### [Records for the exercise]
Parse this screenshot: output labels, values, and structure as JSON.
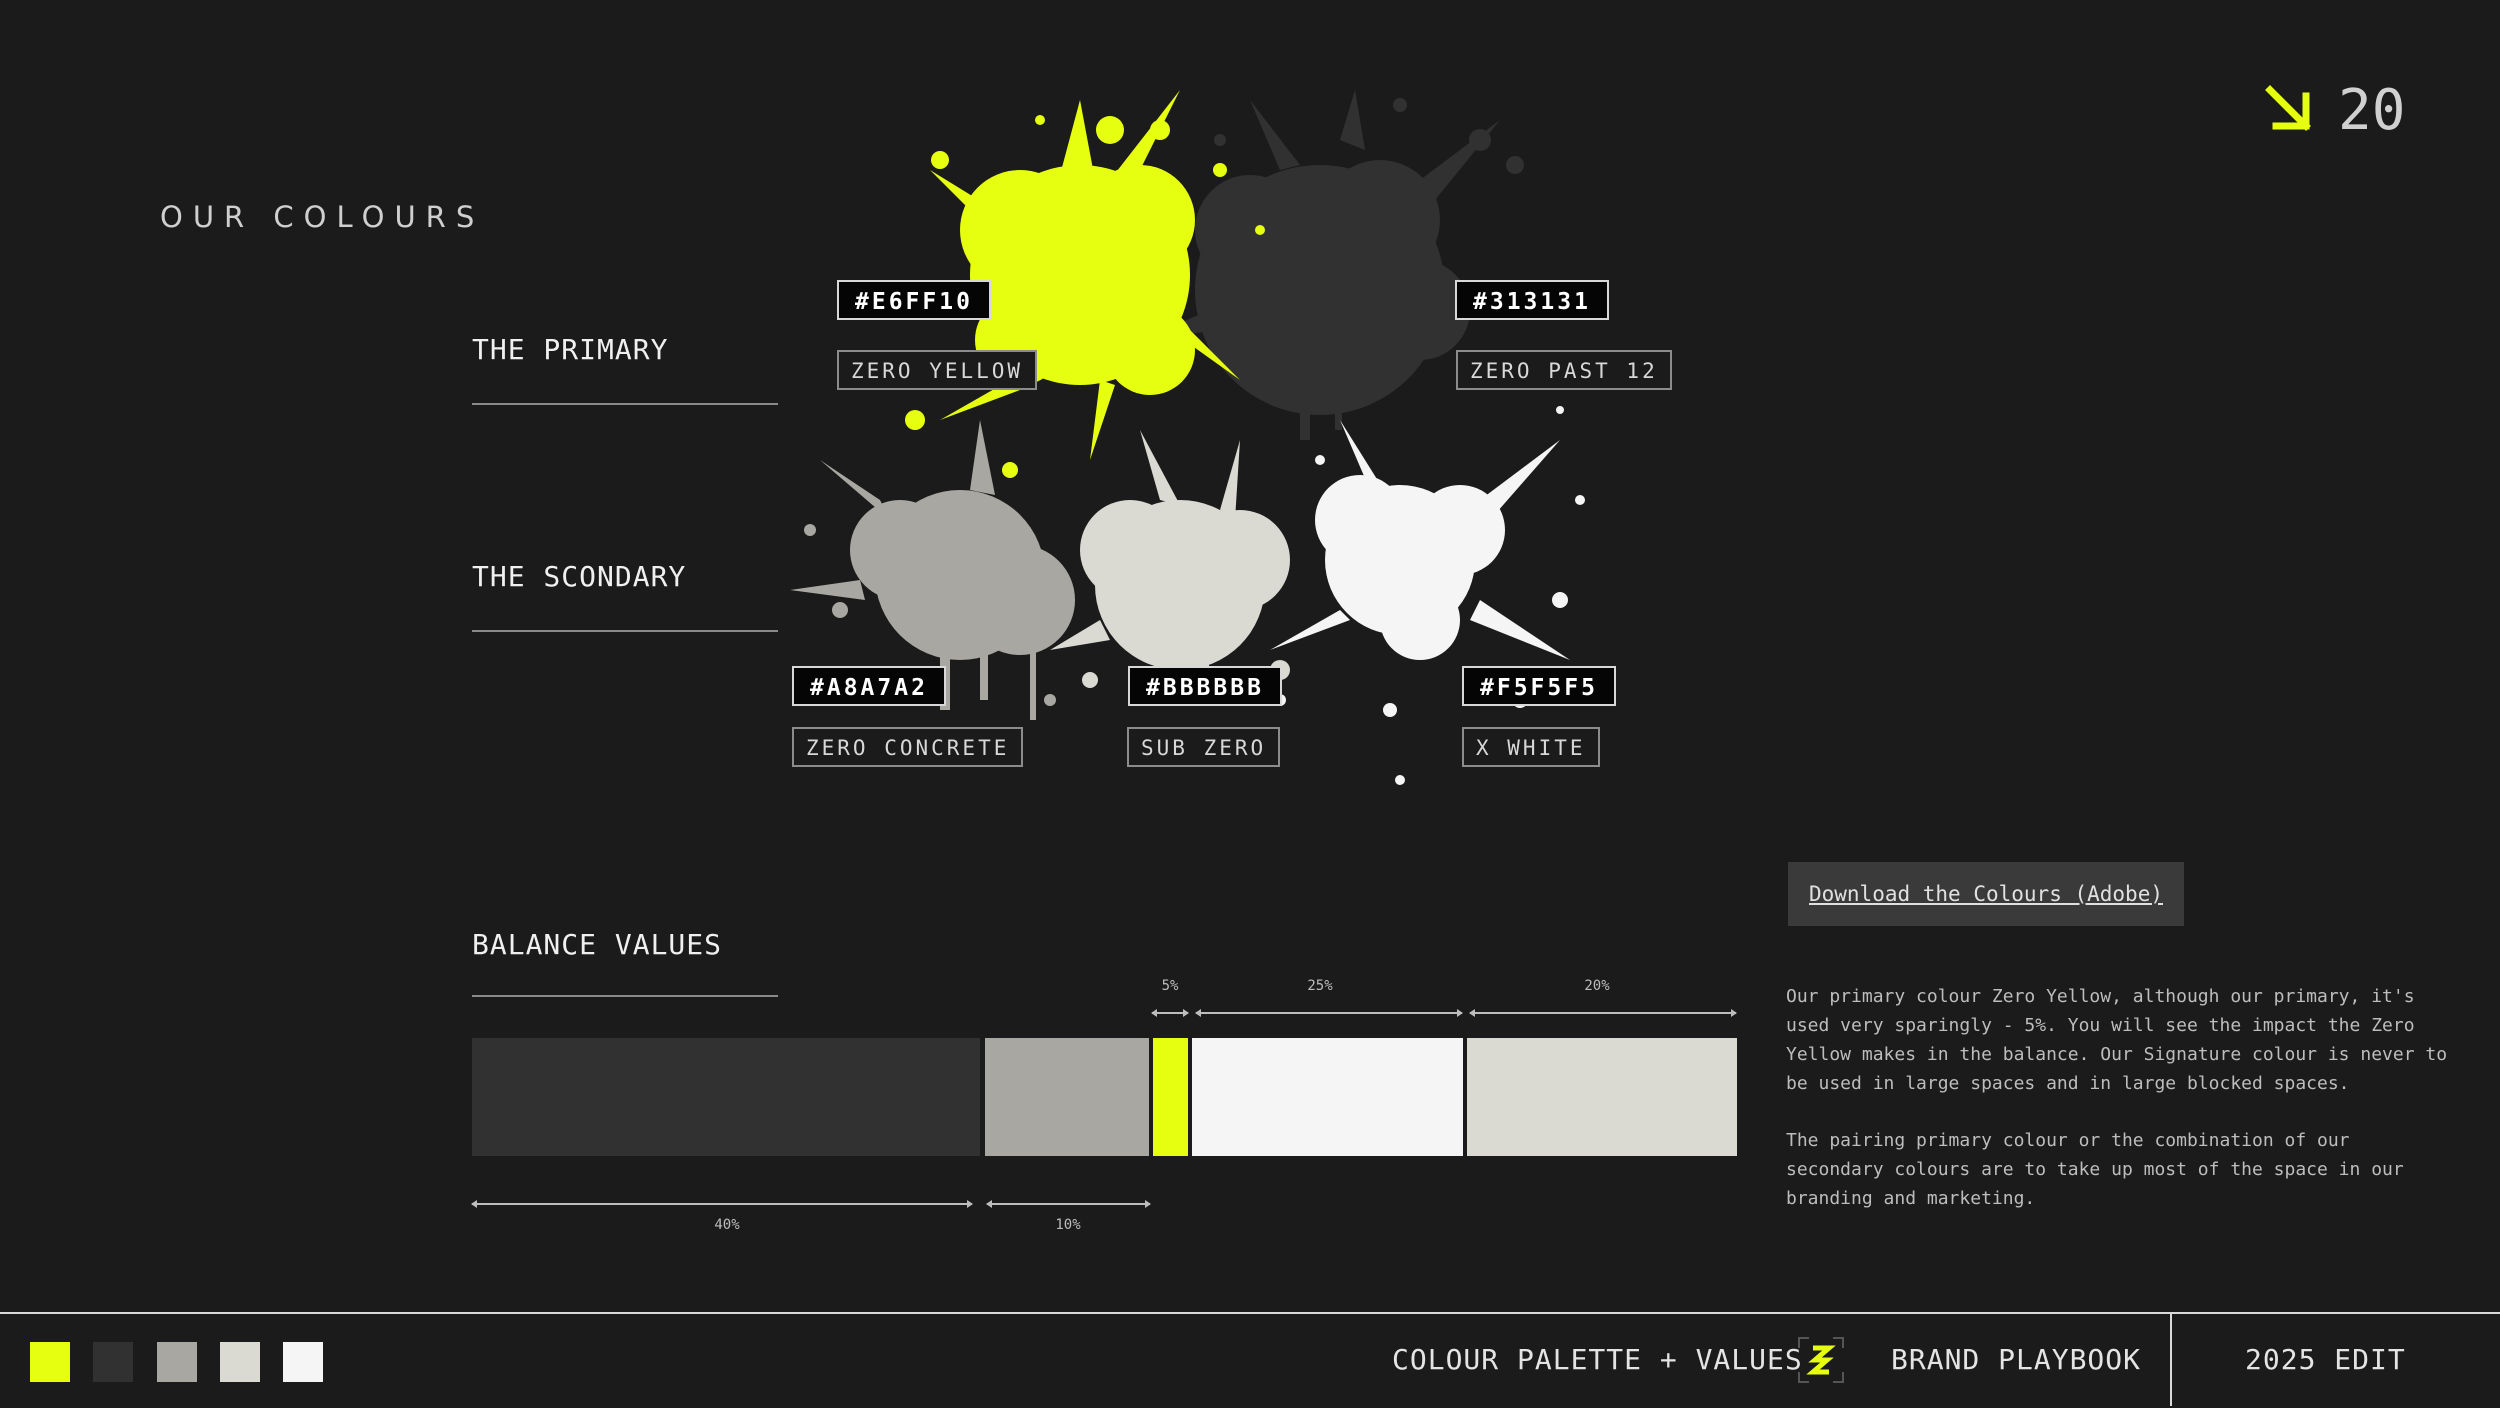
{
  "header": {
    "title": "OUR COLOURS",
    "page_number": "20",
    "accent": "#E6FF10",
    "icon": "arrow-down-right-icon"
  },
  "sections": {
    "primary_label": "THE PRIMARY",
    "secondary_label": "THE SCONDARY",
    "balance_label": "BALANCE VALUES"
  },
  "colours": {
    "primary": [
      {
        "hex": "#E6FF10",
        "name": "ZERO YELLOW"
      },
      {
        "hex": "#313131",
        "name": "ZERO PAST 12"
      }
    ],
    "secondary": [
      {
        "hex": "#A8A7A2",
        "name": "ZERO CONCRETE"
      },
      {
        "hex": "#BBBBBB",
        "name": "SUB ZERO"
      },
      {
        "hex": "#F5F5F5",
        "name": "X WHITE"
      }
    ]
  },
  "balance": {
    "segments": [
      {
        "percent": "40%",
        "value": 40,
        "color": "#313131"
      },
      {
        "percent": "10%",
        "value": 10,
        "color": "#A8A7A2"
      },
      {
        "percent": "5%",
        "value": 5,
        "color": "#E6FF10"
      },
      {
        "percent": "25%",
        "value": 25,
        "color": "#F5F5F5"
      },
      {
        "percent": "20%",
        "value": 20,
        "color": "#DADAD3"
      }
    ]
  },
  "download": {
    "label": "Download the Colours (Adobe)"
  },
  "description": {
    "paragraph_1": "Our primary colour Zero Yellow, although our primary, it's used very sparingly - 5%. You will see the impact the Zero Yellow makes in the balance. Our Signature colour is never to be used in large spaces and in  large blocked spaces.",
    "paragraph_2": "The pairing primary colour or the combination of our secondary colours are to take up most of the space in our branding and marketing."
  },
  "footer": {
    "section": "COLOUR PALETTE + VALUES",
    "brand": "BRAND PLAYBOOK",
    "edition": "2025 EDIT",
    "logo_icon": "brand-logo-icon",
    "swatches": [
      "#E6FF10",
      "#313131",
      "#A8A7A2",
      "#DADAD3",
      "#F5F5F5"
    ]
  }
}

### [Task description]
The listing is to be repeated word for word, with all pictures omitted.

### [Task result]
Parse this screenshot: output labels, values, and structure as JSON.
{
  "header": {
    "title": "OUR COLOURS",
    "page_number": "20",
    "accent": "#E6FF10",
    "icon": "arrow-down-right-icon"
  },
  "sections": {
    "primary_label": "THE PRIMARY",
    "secondary_label": "THE SCONDARY",
    "balance_label": "BALANCE VALUES"
  },
  "colours": {
    "primary": [
      {
        "hex": "#E6FF10",
        "name": "ZERO YELLOW"
      },
      {
        "hex": "#313131",
        "name": "ZERO PAST 12"
      }
    ],
    "secondary": [
      {
        "hex": "#A8A7A2",
        "name": "ZERO CONCRETE"
      },
      {
        "hex": "#BBBBBB",
        "name": "SUB ZERO"
      },
      {
        "hex": "#F5F5F5",
        "name": "X WHITE"
      }
    ]
  },
  "balance": {
    "segments": [
      {
        "percent": "40%",
        "value": 40,
        "color": "#313131"
      },
      {
        "percent": "10%",
        "value": 10,
        "color": "#A8A7A2"
      },
      {
        "percent": "5%",
        "value": 5,
        "color": "#E6FF10"
      },
      {
        "percent": "25%",
        "value": 25,
        "color": "#F5F5F5"
      },
      {
        "percent": "20%",
        "value": 20,
        "color": "#DADAD3"
      }
    ]
  },
  "download": {
    "label": "Download the Colours (Adobe)"
  },
  "description": {
    "paragraph_1": "Our primary colour Zero Yellow, although our primary, it's used very sparingly - 5%. You will see the impact the Zero Yellow makes in the balance. Our Signature colour is never to be used in large spaces and in  large blocked spaces.",
    "paragraph_2": "The pairing primary colour or the combination of our secondary colours are to take up most of the space in our branding and marketing."
  },
  "footer": {
    "section": "COLOUR PALETTE + VALUES",
    "brand": "BRAND PLAYBOOK",
    "edition": "2025 EDIT",
    "logo_icon": "brand-logo-icon",
    "swatches": [
      "#E6FF10",
      "#313131",
      "#A8A7A2",
      "#DADAD3",
      "#F5F5F5"
    ]
  }
}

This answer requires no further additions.